Narcissism is one of those disorders that the public has taken to their hearts and calling someone a narcissist is a common insult to attack someone perceived as vain, egocentric or self-absorbed, however this does not reflect the full spectrum of the diagnosis. As with most things the public presses to their heart as the pejorative du jour, they failed to understand the full complexity of the disorder and the diagnostic criteria. Being a vain, self-centered bastard is part of the diagnosis, but is not the only thing required to be a narcissist, if it was most of us would qualify at one point or another.
Narcissism in the western culture is a growth industry  thus, the socio-cultural aspects of the diagnosis, is influenced. This follows from the BPS response to the DSM-V, where they write
The putative diagnoses presented in DSM-V are clearly based largely on social norms, with ‘symptoms’ that all rely on subjective judgements, with little confirmatory physical ‘signs’ or evidence of biological causation. The criteria are not value-free, but rather reflect current normative social expectations. Many researchers have pointed out that psychiatric diagnoses are plagued by problems ofreliability, validity, prognostic value, and co-morbidity. 
Thus with a growing level of narcissism within culture, and thus social norms, how long until today’s narcissist is tomorrow’s normal person? Furthermore, considering the growth of social media, how does a diagnosis of being grandiose and self-centered work with a culture where most women can have a cadre of online admirers constantly validating and complimenting them?
Incentive theory is a subset of research on “human motivation” or as I like to call how “How to dangle the carrot and wave the stick around“. For instance, if you’re running a sales office, and you need more sales, what is more effective? Bonuses or threats of people being fired? It comes from a field of psychology made famous and pioneered by B.F. Skinner who did a lot of work on operant conditioning. Those of you who read my post on expectancy theory and equity theory are already partially familiar with this concept and some of its effects.

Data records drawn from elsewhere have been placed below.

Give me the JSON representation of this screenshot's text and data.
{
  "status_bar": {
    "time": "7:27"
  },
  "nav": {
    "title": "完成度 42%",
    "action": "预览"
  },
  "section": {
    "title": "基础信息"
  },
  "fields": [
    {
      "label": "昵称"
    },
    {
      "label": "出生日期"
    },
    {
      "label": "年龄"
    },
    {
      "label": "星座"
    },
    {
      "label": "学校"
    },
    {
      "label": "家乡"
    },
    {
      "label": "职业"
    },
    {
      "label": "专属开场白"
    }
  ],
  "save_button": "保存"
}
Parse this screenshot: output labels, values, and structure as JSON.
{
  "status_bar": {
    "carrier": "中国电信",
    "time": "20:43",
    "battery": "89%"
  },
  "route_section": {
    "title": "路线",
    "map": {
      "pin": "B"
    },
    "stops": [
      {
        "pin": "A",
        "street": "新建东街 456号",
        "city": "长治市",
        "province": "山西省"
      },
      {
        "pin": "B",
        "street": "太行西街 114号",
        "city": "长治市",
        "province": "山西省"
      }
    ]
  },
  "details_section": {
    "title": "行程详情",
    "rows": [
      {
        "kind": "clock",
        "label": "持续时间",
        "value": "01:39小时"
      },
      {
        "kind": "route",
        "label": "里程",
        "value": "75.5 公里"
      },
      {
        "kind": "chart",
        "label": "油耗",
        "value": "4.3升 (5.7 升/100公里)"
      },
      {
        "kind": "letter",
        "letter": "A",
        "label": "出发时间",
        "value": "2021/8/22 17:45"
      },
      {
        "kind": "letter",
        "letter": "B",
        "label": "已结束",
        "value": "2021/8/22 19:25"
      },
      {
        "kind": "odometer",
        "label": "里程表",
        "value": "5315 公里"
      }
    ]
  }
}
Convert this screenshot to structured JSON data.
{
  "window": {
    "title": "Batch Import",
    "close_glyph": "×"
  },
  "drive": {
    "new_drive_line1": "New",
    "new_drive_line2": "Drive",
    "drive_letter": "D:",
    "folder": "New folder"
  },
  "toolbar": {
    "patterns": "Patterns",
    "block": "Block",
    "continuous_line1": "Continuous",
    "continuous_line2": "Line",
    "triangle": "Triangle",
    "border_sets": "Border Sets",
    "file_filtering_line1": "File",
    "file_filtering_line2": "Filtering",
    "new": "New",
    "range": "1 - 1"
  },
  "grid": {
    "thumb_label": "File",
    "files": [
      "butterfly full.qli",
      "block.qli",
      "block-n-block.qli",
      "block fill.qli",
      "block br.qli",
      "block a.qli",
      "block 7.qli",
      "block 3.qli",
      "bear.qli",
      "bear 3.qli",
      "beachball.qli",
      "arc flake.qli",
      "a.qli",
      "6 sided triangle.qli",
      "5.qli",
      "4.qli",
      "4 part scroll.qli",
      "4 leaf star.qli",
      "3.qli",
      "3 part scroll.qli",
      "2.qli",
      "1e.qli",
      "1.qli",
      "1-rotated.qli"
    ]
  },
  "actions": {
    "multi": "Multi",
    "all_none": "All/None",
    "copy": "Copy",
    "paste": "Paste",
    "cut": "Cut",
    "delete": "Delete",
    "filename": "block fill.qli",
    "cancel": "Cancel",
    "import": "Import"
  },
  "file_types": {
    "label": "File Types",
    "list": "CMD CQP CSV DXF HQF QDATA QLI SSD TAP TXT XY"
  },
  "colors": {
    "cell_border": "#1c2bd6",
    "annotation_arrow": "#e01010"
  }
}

Sometimes such incentives can have positive effects, such as when you offer a major bonus to the best salesperson. Sometimes they can have very unfortunate effects when the encourage hiring patterns that focus highly on “social fit” and less on ability, education or experience. Sometimes it can have positive effects, such as seeing a quarterback getting laid like a rockstar and that encouraging young boys to try to be good at football. Other times it can have negative effects, such as when a “nice guy” notices that all the guys he knows with girlfriends like to tool them up once in a while and decides that in order to get a girlfriend he has to become the type of guy who tools up women.
A core principle of incentive theory is that people do what you are encouraging them to do in order to reach their goals. If a man wants to get laid like a rockstar, he will adopt the behaviors that make that happen. The 2008 financial crisis is interesting in this respect, in that the system encouraged the very behavior and recruited personalities prone to such behavior, that almost lead to a systemic collapse.